• _STUDY MATERIAL_
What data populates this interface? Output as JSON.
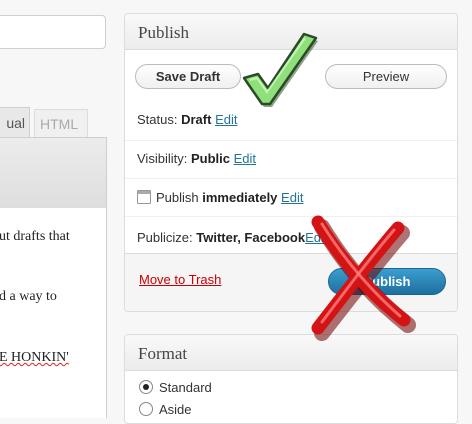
{
  "editor": {
    "tabs": {
      "visual": "ual",
      "html": "HTML"
    },
    "lines": [
      "ut drafts that",
      "d a way to",
      "E HONKIN'"
    ]
  },
  "publish": {
    "title": "Publish",
    "save_draft": "Save Draft",
    "preview": "Preview",
    "status_label": "Status:",
    "status_value": "Draft",
    "visibility_label": "Visibility:",
    "visibility_value": "Public",
    "schedule_label": "Publish",
    "schedule_value": "immediately",
    "publicize_label": "Publicize:",
    "publicize_value": "Twitter, Facebook",
    "edit": "Edit",
    "trash": "Move to Trash",
    "publish_button": "Publish"
  },
  "format": {
    "title": "Format",
    "options": [
      "Standard",
      "Aside"
    ],
    "selected": "Standard"
  },
  "colors": {
    "link": "#21759b",
    "trash": "#cc0000",
    "publish_button": "#2a86bf",
    "check_mark": "#8fe07a",
    "cross_mark": "#d41414"
  }
}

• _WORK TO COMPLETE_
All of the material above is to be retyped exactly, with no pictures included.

• _SOLUTION FOR THIS TASK_
What data populates this interface? Output as JSON.
{
  "editor": {
    "tabs": {
      "visual": "ual",
      "html": "HTML"
    },
    "lines": [
      "ut drafts that",
      "d a way to",
      "E HONKIN'"
    ]
  },
  "publish": {
    "title": "Publish",
    "save_draft": "Save Draft",
    "preview": "Preview",
    "status_label": "Status:",
    "status_value": "Draft",
    "visibility_label": "Visibility:",
    "visibility_value": "Public",
    "schedule_label": "Publish",
    "schedule_value": "immediately",
    "publicize_label": "Publicize:",
    "publicize_value": "Twitter, Facebook",
    "edit": "Edit",
    "trash": "Move to Trash",
    "publish_button": "Publish"
  },
  "format": {
    "title": "Format",
    "options": [
      "Standard",
      "Aside"
    ],
    "selected": "Standard"
  },
  "colors": {
    "link": "#21759b",
    "trash": "#cc0000",
    "publish_button": "#2a86bf",
    "check_mark": "#8fe07a",
    "cross_mark": "#d41414"
  }
}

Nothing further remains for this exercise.